Signs of Emotional Elder Abuse

Bullying does not stop at the playground. Just as 12 year-olds torment, tease, and pick on the kids who are not as big or strong as them, the same thing happens to the elderly. Younger caregivers use their physical strength, positions of power, and mental sharpness to bully and belittle the elderly they are supposed to be caring for. This happens at home by relatives of the elderly person, and at nursing and assisted living homes by professional caretakers.


The forms of abuse and neglect vary from sexual assault, physical abuse such as punching or shoving, and emotional and psychological abuse like insults or purposefully treating the older person like an infant to make them feel small. Psychological damage can be as bad or even worse than physical abuse. With enough emotional harm, an older person may feel so ashamed and distraught that they stop eating or drinking, quit taking care of themselves, isolate themselves from others, and lose the will to carry on in life. Too many caretakers get away with abusing the elderly. They see them as easy, weak targets that can not fight back. If you have a loved one that you suspect is being abused emotionally, contact an experienced New York elder abuse attorney immediately to end the torment and seek legal justice.


Examples of Emotional and Psychological Elder Abuse

  • Threats
  • Verbal assaults
  • Harassment
  • Intimidation
  • Humiliation
  • Insults
  • Foul language
  • Purposefully treating the older person like a child or as if they are completely incompetent
  • Isolating the older person
  • Cutting the older person off from visits with friends or family; and
  • Ignoring the older person.


The most likely group of predators may not be who you think it is. While there is certainly a growing problem in nursing homes and professional homecare providers in the realm of elder abuse and neglect, most abuse and neglect is performed by close family members of the older person.
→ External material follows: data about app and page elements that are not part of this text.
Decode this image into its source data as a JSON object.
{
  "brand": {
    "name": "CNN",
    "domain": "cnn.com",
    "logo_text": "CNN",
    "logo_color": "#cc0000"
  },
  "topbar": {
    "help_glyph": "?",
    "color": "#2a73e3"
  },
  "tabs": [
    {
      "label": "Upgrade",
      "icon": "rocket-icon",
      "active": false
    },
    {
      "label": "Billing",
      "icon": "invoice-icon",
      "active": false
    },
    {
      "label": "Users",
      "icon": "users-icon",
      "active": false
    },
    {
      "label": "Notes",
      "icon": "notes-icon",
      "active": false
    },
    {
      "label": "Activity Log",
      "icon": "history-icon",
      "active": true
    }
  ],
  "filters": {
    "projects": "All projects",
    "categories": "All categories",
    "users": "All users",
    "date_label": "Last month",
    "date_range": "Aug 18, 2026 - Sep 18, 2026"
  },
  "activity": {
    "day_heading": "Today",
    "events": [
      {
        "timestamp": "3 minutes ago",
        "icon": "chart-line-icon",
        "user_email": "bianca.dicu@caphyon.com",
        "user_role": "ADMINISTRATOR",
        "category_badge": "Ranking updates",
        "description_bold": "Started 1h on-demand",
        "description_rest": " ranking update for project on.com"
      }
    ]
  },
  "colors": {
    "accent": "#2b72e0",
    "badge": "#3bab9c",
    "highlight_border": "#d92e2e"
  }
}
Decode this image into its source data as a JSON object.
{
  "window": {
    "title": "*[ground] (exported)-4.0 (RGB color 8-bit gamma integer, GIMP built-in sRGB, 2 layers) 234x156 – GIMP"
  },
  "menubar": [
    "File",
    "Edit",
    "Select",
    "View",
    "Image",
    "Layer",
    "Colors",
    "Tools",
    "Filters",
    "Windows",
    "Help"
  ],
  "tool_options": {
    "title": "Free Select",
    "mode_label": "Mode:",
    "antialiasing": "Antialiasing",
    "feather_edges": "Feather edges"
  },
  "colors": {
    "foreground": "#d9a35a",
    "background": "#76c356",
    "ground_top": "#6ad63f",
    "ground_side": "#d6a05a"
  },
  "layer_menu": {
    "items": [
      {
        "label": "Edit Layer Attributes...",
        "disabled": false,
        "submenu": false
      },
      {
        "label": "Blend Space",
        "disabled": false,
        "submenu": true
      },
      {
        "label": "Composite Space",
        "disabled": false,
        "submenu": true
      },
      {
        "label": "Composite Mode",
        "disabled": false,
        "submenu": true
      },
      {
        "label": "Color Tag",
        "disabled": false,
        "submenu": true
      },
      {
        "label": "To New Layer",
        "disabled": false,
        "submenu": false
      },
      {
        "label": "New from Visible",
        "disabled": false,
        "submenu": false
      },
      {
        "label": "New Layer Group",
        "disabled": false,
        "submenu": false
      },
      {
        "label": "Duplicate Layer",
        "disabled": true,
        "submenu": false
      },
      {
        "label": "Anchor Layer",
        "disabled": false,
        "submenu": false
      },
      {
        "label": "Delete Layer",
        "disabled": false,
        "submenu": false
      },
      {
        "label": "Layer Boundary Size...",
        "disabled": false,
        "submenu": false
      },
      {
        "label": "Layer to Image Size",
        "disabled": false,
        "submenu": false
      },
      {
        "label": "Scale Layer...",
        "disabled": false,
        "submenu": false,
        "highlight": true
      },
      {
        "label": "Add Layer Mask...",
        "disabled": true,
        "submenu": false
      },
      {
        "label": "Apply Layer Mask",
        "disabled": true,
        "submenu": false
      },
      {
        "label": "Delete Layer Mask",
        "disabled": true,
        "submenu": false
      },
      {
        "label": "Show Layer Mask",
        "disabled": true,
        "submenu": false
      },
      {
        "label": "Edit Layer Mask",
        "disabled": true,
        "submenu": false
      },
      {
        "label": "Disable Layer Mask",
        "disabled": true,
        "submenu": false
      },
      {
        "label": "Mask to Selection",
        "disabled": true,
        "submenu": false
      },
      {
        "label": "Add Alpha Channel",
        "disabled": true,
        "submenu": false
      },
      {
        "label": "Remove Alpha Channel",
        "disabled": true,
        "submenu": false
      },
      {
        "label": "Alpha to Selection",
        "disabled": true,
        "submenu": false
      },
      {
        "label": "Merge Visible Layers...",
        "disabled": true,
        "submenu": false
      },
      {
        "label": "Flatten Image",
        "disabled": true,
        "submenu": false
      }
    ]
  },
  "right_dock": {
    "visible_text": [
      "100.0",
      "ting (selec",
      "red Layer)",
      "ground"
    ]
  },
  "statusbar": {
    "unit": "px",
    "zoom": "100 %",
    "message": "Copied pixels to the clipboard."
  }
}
These relatives may be grown children or grand children, spouses, or nephews and nieces. They are often disgruntled family members that believe (or know for certain) that they have been cut out of a will or given less than they deem to be fair. They may believe they deserve something for “their trouble” in caring for their older relative. What begins as a few snide remarks under the breath can quickly grow into devastating insults, threats, and serious psychological harm.


In nursing and assisted living homes staff members may grow callous, bitter, and convince themselves that the older people they are paid to help are somehow less than human. Many New York nursing homes provide excellent care. However, employees with mean streaks may slip through the hiring cracks and be able to keep the residents quiet about their insults, intimidation, and other emotional harm with threats of retaliation of they speak up.


Signs of Emotional Abuse


The following are signs that an older person may be experiencing emotional abuse, according to Alina Health:


  • The older person consistently seems upset or emotional without an explanation;
  • They may seem shy, depressed, or withdrawn;
  • They avoid making eye contact or talking openly in public;
  • They may have a desire to hurt themselves or others;
  • They experience sudden alterations in their eating and/or sleeping habits;
  • They are no longer participating in normal activities that they once enjoyed; and
  • They no longer feel that they can make their own decision.


All nursing home facilities and other caregivers are obligated by law to allow all those whom they care for to make their own decisions. If you notice any of the above signs of abuse, contact an experienced New York elder abuse attorney at Napoli Shkolnik PLLC to discuss your legal options. Call today at 212-397-1000.